WHAT TO WORK ON
The word "arrow" marks the lines to copy; find all of them in the entries below.
***** RECORDS FOR THIS TASK
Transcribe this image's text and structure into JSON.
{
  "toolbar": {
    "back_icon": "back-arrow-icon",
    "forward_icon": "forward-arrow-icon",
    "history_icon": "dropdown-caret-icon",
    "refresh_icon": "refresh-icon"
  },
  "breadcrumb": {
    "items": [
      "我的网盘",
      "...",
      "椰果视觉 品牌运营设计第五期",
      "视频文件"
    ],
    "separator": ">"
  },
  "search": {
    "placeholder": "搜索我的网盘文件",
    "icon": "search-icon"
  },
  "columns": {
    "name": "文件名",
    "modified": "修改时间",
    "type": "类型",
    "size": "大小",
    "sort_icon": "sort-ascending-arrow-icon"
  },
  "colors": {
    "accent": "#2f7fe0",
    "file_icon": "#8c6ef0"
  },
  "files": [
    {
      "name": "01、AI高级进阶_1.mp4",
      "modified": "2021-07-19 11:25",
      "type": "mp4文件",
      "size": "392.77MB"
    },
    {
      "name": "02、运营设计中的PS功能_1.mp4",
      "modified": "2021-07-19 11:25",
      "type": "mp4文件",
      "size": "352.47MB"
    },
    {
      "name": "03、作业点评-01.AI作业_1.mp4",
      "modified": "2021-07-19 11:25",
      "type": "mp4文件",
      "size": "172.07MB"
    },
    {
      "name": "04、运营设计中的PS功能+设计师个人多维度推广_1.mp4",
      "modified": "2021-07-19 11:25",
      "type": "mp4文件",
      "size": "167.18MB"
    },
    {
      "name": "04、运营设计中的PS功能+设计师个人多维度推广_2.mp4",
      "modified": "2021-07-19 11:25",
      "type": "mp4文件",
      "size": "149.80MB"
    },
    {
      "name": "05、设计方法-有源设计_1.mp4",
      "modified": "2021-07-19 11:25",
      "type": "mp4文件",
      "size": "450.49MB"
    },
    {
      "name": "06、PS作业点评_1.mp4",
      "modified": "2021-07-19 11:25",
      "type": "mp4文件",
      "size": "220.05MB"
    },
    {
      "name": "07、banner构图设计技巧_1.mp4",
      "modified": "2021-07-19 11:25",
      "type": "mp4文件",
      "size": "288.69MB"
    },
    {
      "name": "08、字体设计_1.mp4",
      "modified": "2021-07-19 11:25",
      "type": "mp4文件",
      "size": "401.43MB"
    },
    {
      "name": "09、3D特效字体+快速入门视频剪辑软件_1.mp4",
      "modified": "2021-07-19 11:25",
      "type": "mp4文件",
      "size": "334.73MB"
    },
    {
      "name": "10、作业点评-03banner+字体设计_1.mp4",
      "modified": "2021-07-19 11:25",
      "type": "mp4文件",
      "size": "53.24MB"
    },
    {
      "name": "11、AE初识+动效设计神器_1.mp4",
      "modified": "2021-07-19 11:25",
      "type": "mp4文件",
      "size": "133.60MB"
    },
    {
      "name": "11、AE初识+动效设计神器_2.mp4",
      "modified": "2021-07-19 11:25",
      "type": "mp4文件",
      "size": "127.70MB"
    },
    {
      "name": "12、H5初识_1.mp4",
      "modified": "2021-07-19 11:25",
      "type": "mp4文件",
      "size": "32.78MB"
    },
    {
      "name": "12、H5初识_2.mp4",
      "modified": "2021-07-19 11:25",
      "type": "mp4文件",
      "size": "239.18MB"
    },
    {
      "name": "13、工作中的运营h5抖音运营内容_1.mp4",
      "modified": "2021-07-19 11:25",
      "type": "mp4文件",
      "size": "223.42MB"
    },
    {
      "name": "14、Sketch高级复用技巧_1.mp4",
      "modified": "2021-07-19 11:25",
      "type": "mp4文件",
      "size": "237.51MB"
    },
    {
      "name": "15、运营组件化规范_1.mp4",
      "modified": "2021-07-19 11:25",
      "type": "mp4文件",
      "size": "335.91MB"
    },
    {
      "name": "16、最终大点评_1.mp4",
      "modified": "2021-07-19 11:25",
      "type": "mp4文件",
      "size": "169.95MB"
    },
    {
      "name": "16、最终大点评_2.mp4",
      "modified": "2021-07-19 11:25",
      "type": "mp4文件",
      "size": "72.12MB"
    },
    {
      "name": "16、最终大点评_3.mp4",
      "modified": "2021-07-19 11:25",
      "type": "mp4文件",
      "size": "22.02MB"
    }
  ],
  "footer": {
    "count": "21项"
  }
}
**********
RESULT
    "back_icon": "back-arrow-icon",
    "forward_icon": "forward-arrow-icon",
    "sort_icon": "sort-ascending-arrow-icon"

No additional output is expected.